A gene associated with depression
and other forms of mental illness may enlarge an area of the brain that handles
The study is one in a number which shows that the brains of people with depression are structurally different than the brains of people who are not depressed.
Writing in the journal Biological Psychiatry, researchers from the University of Texas Southwestern Medical Center looked at a serotonin transporter gene, which has two forms, or variants -- short, or SERT-s, and long, SERT-l.(Read entire article)
A brain scan study suggests that a suspect gene may increase susceptibility to anxiety and depression* by weakening a circuit for processing negative emotion.

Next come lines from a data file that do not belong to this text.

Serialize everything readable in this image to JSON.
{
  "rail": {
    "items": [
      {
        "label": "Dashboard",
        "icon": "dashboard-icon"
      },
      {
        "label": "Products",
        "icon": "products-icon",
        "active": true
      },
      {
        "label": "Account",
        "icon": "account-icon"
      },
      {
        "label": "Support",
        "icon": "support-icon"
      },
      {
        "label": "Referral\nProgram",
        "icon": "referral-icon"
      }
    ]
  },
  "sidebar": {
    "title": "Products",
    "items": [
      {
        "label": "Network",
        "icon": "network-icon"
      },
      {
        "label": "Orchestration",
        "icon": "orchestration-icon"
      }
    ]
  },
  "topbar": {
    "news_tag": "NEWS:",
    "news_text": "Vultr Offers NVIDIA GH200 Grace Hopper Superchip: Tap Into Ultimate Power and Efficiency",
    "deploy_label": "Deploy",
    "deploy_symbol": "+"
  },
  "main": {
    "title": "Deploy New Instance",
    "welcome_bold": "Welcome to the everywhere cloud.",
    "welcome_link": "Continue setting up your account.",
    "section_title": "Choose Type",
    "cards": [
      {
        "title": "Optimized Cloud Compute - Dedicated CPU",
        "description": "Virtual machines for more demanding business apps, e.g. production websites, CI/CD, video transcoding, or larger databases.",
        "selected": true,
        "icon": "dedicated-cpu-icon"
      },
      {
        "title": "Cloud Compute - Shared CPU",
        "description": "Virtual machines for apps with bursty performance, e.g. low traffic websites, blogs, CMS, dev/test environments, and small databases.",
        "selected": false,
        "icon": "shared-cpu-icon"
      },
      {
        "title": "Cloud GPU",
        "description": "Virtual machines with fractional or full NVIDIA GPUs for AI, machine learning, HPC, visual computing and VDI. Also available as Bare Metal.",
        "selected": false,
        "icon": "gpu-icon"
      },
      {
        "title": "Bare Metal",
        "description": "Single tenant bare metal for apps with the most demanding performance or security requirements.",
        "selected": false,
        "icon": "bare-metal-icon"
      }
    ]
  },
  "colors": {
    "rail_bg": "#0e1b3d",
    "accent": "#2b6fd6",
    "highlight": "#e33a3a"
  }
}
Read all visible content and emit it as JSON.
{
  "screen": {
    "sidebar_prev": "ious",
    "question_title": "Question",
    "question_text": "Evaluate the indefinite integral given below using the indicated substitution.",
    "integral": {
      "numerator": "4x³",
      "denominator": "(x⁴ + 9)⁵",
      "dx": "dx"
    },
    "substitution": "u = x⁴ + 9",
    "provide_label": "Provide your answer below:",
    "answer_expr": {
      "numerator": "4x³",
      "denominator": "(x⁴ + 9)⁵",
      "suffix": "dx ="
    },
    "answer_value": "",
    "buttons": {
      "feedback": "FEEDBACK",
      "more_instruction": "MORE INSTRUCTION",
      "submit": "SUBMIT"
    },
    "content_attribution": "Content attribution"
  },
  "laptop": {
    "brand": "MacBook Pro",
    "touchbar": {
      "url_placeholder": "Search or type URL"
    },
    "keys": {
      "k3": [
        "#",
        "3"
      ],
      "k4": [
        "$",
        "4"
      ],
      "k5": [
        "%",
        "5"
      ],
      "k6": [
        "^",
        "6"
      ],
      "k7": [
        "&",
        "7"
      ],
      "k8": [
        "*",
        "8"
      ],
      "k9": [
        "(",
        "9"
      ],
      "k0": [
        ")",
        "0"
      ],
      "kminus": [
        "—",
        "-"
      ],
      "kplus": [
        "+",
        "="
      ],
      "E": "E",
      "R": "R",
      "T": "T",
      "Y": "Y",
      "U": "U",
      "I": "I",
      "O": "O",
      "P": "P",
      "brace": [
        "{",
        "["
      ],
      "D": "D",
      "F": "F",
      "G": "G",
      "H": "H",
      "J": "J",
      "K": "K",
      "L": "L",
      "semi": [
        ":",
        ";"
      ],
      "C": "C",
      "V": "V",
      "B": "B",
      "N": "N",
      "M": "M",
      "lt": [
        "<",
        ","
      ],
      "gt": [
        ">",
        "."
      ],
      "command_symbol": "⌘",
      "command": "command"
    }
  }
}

People with the depression-linked gene variant showed less gray matter and weaker connections in the mood-regulating circuit. How well the circuit was connected accounted for nearly 30 percent of their anxious temperament, researchers at the National Institute of Health's (NIH) National Institute of Mental Health (NIMH) found. Dr. Daniel Weinberger and colleagues report on their brain imaging genetics study in the May 8, 2005 online edition of Nature Neuroscience.(Read entire article)